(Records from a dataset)
╭──
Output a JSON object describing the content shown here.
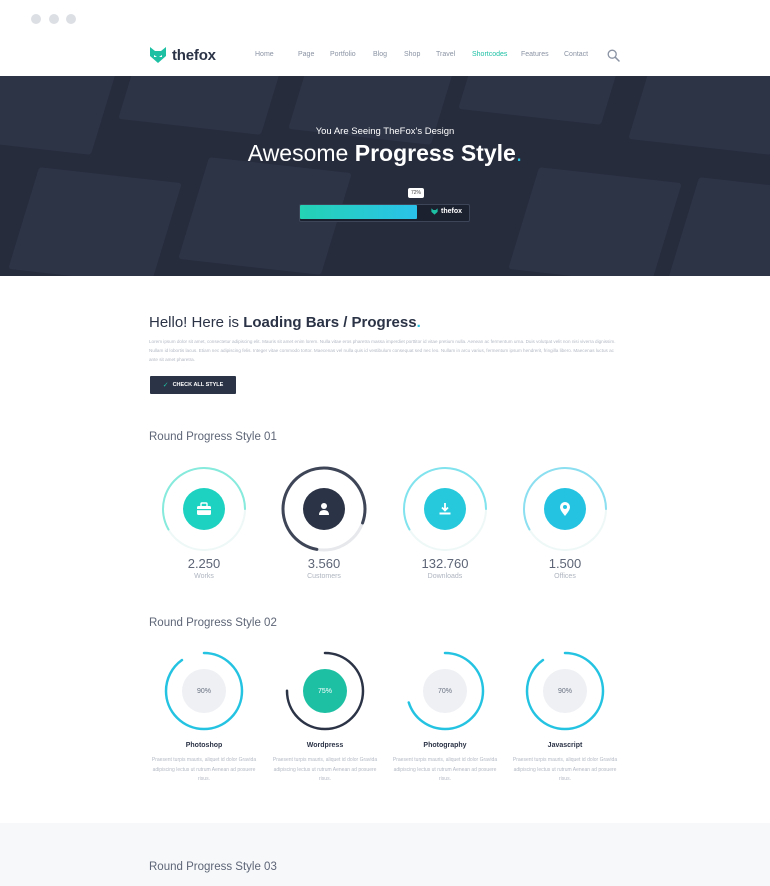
{
  "brand": {
    "name": "thefox",
    "accent": "#25c3e2",
    "green": "#1ec0a4",
    "dark": "#2b3346"
  },
  "nav": {
    "items": [
      {
        "label": "Home"
      },
      {
        "label": "Page"
      },
      {
        "label": "Portfolio"
      },
      {
        "label": "Blog"
      },
      {
        "label": "Shop"
      },
      {
        "label": "Travel"
      },
      {
        "label": "Shortcodes",
        "active": true
      },
      {
        "label": "Features"
      },
      {
        "label": "Contact"
      }
    ],
    "search_icon": "search-icon"
  },
  "hero": {
    "subtitle": "You Are Seeing TheFox's Design",
    "title_light": "Awesome",
    "title_bold": "Progress Style",
    "title_dot": ".",
    "progress": {
      "percent": 72,
      "tooltip": "72%",
      "logo_text": "thefox"
    }
  },
  "intro": {
    "title_light": "Hello! Here is",
    "title_bold": "Loading Bars / Progress",
    "title_dot": ".",
    "body": "Lorem ipsum dolor sit amet, consectetur adipiscing elit. Mauris sit amet enim lorem. Nulla vitae eros pharetra massa imperdiet porttitor id vitae pretium nulla. Aenean ac fermentum urna. Duis volutpat velit non nisi viverra dignissim. Nullam id lobortis lacus. Etiam nec adipiscing felis. Integer vitae commodo tortor. Maecenas vel nulla quis id vestibulum consequat sed nec leo. Nullam in arcu varius, fermentum ipsum hendrerit, fringilla libero. Maecenas luctus ac ante sit amet pharetra.",
    "button_label": "CHECK ALL STYLE"
  },
  "style01": {
    "title": "Round Progress Style 01",
    "items": [
      {
        "value": "2.250",
        "label": "Works",
        "icon": "briefcase-icon",
        "color": "#1ed2c1",
        "ring": "#7ae8d8"
      },
      {
        "value": "3.560",
        "label": "Customers",
        "icon": "user-icon",
        "color": "#2b3346",
        "ring": "#2b3346"
      },
      {
        "value": "132.760",
        "label": "Downloads",
        "icon": "download-icon",
        "color": "#26c9dc",
        "ring": "#73e0ec"
      },
      {
        "value": "1.500",
        "label": "Offices",
        "icon": "location-pin-icon",
        "color": "#25c3e2",
        "ring": "#80dbee"
      }
    ]
  },
  "style02": {
    "title": "Round Progress Style 02",
    "items": [
      {
        "title": "Photoshop",
        "percent": 90,
        "label": "90%",
        "ring": "#25c3e2",
        "fill": "#eef0f3",
        "text": "Praesent turpis mauris, aliquet id dolor Gravida adipiscing lectus ut rutrum Aenean ad posuere risus."
      },
      {
        "title": "Wordpress",
        "percent": 75,
        "label": "75%",
        "ring": "#2b3346",
        "fill": "#1ec0a4",
        "text": "Praesent turpis mauris, aliquet id dolor Gravida adipiscing lectus ut rutrum Aenean ad posuere risus."
      },
      {
        "title": "Photography",
        "percent": 70,
        "label": "70%",
        "ring": "#25c3e2",
        "fill": "#eef0f3",
        "text": "Praesent turpis mauris, aliquet id dolor Gravida adipiscing lectus ut rutrum Aenean ad posuere risus."
      },
      {
        "title": "Javascript",
        "percent": 90,
        "label": "90%",
        "ring": "#25c3e2",
        "fill": "#eef0f3",
        "text": "Praesent turpis mauris, aliquet id dolor Gravida adipiscing lectus ut rutrum Aenean ad posuere risus."
      }
    ]
  },
  "style03": {
    "title": "Round Progress Style 03"
  }
}
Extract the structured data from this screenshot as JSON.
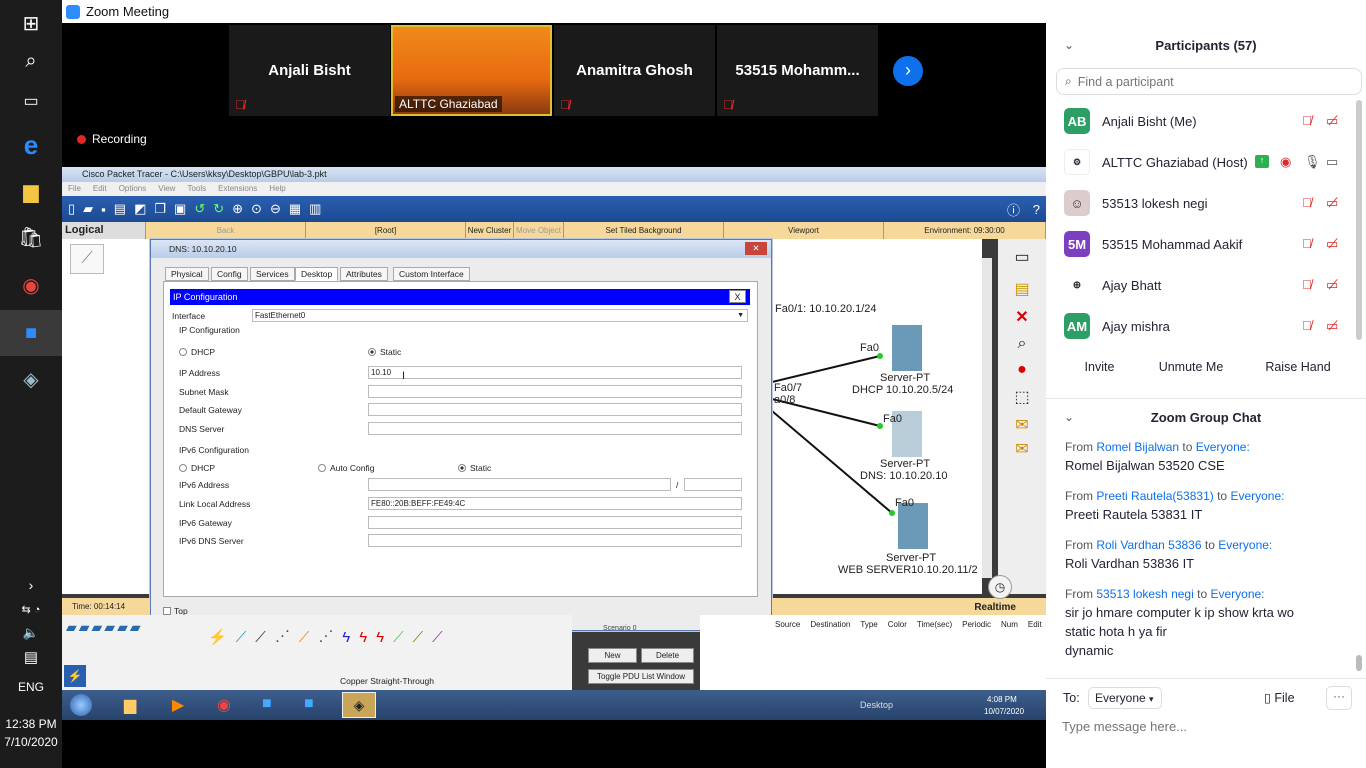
{
  "zoom": {
    "window_title": "Zoom Meeting",
    "recording": "Recording",
    "tiles": [
      {
        "name": "Anjali Bisht"
      },
      {
        "name": "ALTTC Ghaziabad"
      },
      {
        "name": "Anamitra Ghosh"
      },
      {
        "name": "53515  Mohamm..."
      }
    ]
  },
  "taskbar": {
    "lang": "ENG",
    "time": "12:38 PM",
    "date": "7/10/2020"
  },
  "pt": {
    "title": "Cisco Packet Tracer - C:\\Users\\kksy\\Desktop\\GBPU\\lab-3.pkt",
    "menu": [
      "File",
      "Edit",
      "Options",
      "View",
      "Tools",
      "Extensions",
      "Help"
    ],
    "nav": {
      "logical": "Logical",
      "back": "Back",
      "root": "[Root]",
      "new_cluster": "New Cluster",
      "move_object": "Move Object",
      "set_bg": "Set Tiled Background",
      "viewport": "Viewport",
      "environment": "Environment: 09:30:00"
    },
    "dialog": {
      "title": "DNS: 10.10.20.10",
      "tabs": [
        "Physical",
        "Config",
        "Services",
        "Desktop",
        "Attributes",
        "Custom Interface"
      ],
      "header": "IP Configuration",
      "close": "X",
      "interface_label": "Interface",
      "interface_value": "FastEthernet0",
      "ipconf_label": "IP Configuration",
      "dhcp": "DHCP",
      "static": "Static",
      "ip_label": "IP Address",
      "ip_value": "10.10",
      "mask_label": "Subnet Mask",
      "gw_label": "Default Gateway",
      "dns_label": "DNS Server",
      "ipv6_label": "IPv6 Configuration",
      "auto": "Auto Config",
      "ipv6_addr": "IPv6 Address",
      "ipv6_slash": "/",
      "link_label": "Link Local Address",
      "link_value": "FE80::20B:BEFF:FE49:4C",
      "ipv6_gw": "IPv6 Gateway",
      "ipv6_dns": "IPv6 DNS Server",
      "top": "Top"
    },
    "topo": {
      "fa01": "Fa0/1: 10.10.20.1/24",
      "fa0a": "Fa0",
      "srv1": "Server-PT",
      "dhcp": "DHCP 10.10.20.5/24",
      "fa07": "Fa0/7",
      "fa08": "a0/8",
      "fa0b": "Fa0",
      "srv2": "Server-PT",
      "dns": "DNS: 10.10.20.10",
      "fa0c": "Fa0",
      "srv3": "Server-PT",
      "web": "WEB SERVER10.10.20.11/2"
    },
    "bottom": {
      "time": "Time: 00:14:14",
      "realtime": "Realtime",
      "cable": "Copper Straight-Through",
      "scenario": "Scenario 0",
      "new": "New",
      "delete": "Delete",
      "toggle": "Toggle PDU List Window",
      "cols": [
        "Source",
        "Destination",
        "Type",
        "Color",
        "Time(sec)",
        "Periodic",
        "Num",
        "Edit"
      ]
    },
    "systray": {
      "desktop": "Desktop",
      "time": "4:08 PM",
      "date": "10/07/2020"
    }
  },
  "participants": {
    "title": "Participants (57)",
    "search_placeholder": "Find a participant",
    "list": [
      {
        "initials": "AB",
        "color": "#2e9e67",
        "name": "Anjali Bisht (Me)"
      },
      {
        "initials": "",
        "color": "#ffffff",
        "name": "ALTTC Ghaziabad (Host)"
      },
      {
        "initials": "",
        "color": "#ffffff",
        "name": "53513 lokesh negi"
      },
      {
        "initials": "5M",
        "color": "#7b3fbf",
        "name": "53515 Mohammad Aakif"
      },
      {
        "initials": "",
        "color": "#ffffff",
        "name": "Ajay Bhatt"
      },
      {
        "initials": "AM",
        "color": "#2e9e67",
        "name": "Ajay mishra"
      }
    ],
    "invite": "Invite",
    "unmute": "Unmute Me",
    "raise": "Raise Hand"
  },
  "chat": {
    "title": "Zoom Group Chat",
    "messages": [
      {
        "from": "Romel Bijalwan",
        "to": "Everyone:",
        "text": "Romel Bijalwan 53520 CSE"
      },
      {
        "from": "Preeti Rautela(53831)",
        "to": "Everyone:",
        "text": "Preeti Rautela 53831 IT"
      },
      {
        "from": "Roli Vardhan 53836",
        "to": "Everyone:",
        "text": "Roli Vardhan 53836 IT"
      },
      {
        "from": "53513 lokesh negi",
        "to": "Everyone:",
        "text": "sir jo hmare computer k ip show krta wo"
      }
    ],
    "extra_lines": [
      "static hota h ya fir",
      "dynamic"
    ],
    "from_word": "From",
    "to_word": "to",
    "to_label": "To:",
    "to_value": "Everyone",
    "file": "File",
    "placeholder": "Type message here..."
  }
}
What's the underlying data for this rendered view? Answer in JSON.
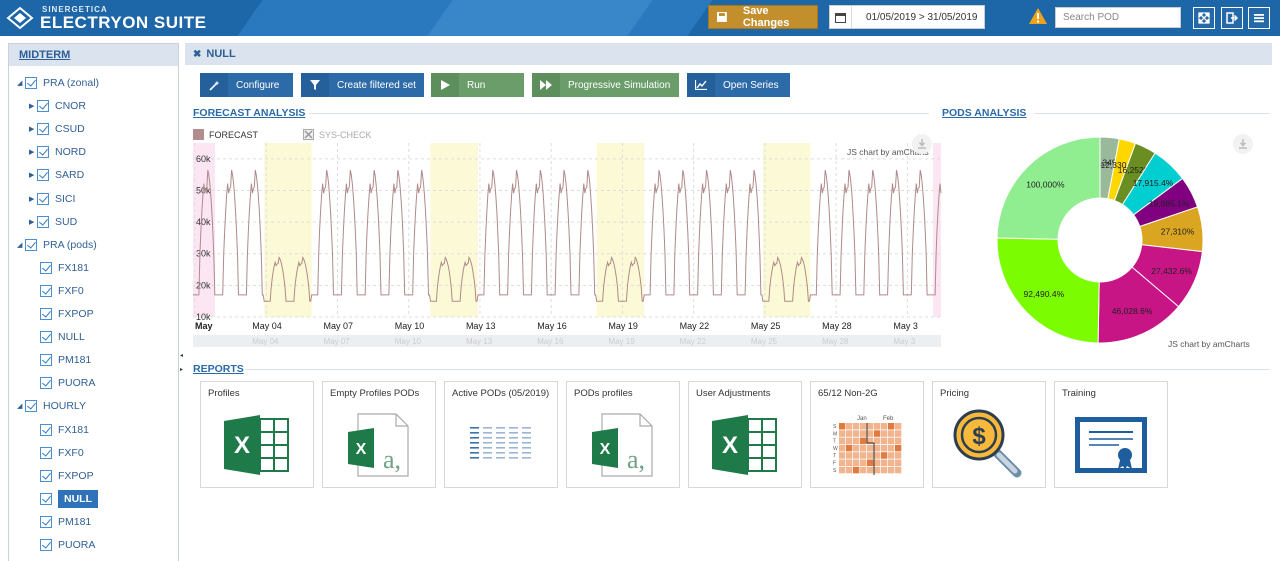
{
  "header": {
    "brand_small": "SINERGETICA",
    "brand_big": "ELECTRYON SUITE",
    "save_label": "Save Changes",
    "date_range": "01/05/2019 > 31/05/2019",
    "search_placeholder": "Search POD",
    "accent": "#1d66a8"
  },
  "sidebar": {
    "title": "MIDTERM",
    "items": [
      {
        "label": "PRA (zonal)",
        "level": 0,
        "expanded": true
      },
      {
        "label": "CNOR",
        "level": 1,
        "collapsed": true
      },
      {
        "label": "CSUD",
        "level": 1,
        "collapsed": true
      },
      {
        "label": "NORD",
        "level": 1,
        "collapsed": true
      },
      {
        "label": "SARD",
        "level": 1,
        "collapsed": true
      },
      {
        "label": "SICI",
        "level": 1,
        "collapsed": true
      },
      {
        "label": "SUD",
        "level": 1,
        "collapsed": true
      },
      {
        "label": "PRA (pods)",
        "level": 0,
        "expanded": true
      },
      {
        "label": "FX181",
        "level": 1
      },
      {
        "label": "FXF0",
        "level": 1
      },
      {
        "label": "FXPOP",
        "level": 1
      },
      {
        "label": "NULL",
        "level": 1
      },
      {
        "label": "PM181",
        "level": 1
      },
      {
        "label": "PUORA",
        "level": 1
      },
      {
        "label": "HOURLY",
        "level": 0,
        "expanded": true
      },
      {
        "label": "FX181",
        "level": 1
      },
      {
        "label": "FXF0",
        "level": 1
      },
      {
        "label": "FXPOP",
        "level": 1
      },
      {
        "label": "NULL",
        "level": 1,
        "selected": true
      },
      {
        "label": "PM181",
        "level": 1
      },
      {
        "label": "PUORA",
        "level": 1
      }
    ]
  },
  "main": {
    "title": "NULL",
    "toolbar": {
      "configure": "Configure",
      "create_filtered": "Create filtered set",
      "run": "Run",
      "progressive": "Progressive Simulation",
      "open_series": "Open Series"
    },
    "forecast_title": "FORECAST ANALYSIS",
    "pods_title": "PODS ANALYSIS",
    "reports_title": "REPORTS",
    "chart_credit": "JS chart by amCharts"
  },
  "chart_data": [
    {
      "type": "line",
      "legend": [
        "FORECAST",
        "SYS-CHECK"
      ],
      "y_ticks": [
        "60k",
        "50k",
        "40k",
        "30k",
        "20k",
        "10k"
      ],
      "ylim": [
        10000,
        65000
      ],
      "x_ticks": [
        "May",
        "May 04",
        "May 07",
        "May 10",
        "May 13",
        "May 16",
        "May 19",
        "May 22",
        "May 25",
        "May 28",
        "May 3"
      ],
      "series": [
        {
          "name": "FORECAST",
          "color": "#b08a8a"
        }
      ],
      "x_start": "2019-05-01",
      "x_end": "2019-05-31",
      "weekend_bands": [
        [
          3.0,
          5.0
        ],
        [
          10.0,
          12.0
        ],
        [
          17.0,
          19.0
        ],
        [
          24.0,
          26.0
        ]
      ]
    },
    {
      "type": "pie",
      "donut": true,
      "labels": [
        "10,349%",
        "12,330.3%",
        "16,252%",
        "17,915.4%",
        "19,685.1%",
        "27,310%",
        "27,432.6%",
        "46,028.6%",
        "92,490.4%",
        "100,000%"
      ],
      "values": [
        3.0,
        2.6,
        3.4,
        5.8,
        5.0,
        7.0,
        9.4,
        14.1,
        25.0,
        24.7
      ],
      "colors": [
        "#9ab89a",
        "#ffd700",
        "#6b8e23",
        "#00ced1",
        "#800080",
        "#daa520",
        "#c71585",
        "#c71585",
        "#7cfc00",
        "#90ee90"
      ]
    }
  ],
  "reports": [
    {
      "label": "Profiles",
      "icon": "excel-icon"
    },
    {
      "label": "Empty Profiles PODs",
      "icon": "excel-file-icon"
    },
    {
      "label": "Active PODs (05/2019)",
      "icon": "table-icon"
    },
    {
      "label": "PODs profiles",
      "icon": "excel-file-icon"
    },
    {
      "label": "User Adjustments",
      "icon": "excel-icon"
    },
    {
      "label": "65/12 Non-2G",
      "icon": "calendar-heatmap-icon"
    },
    {
      "label": "Pricing",
      "icon": "pricing-magnifier-icon"
    },
    {
      "label": "Training",
      "icon": "certificate-icon"
    }
  ],
  "heatmap_months": [
    "Jan",
    "Feb"
  ],
  "heatmap_days": [
    "S",
    "M",
    "T",
    "W",
    "T",
    "F",
    "S"
  ]
}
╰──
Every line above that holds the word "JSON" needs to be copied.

**TASK OUTPUT:**
Output a JSON object describing the content shown here.
Extract the structured data from this screenshot as JSON.
What's the underlying data for this rendered view? Answer in JSON.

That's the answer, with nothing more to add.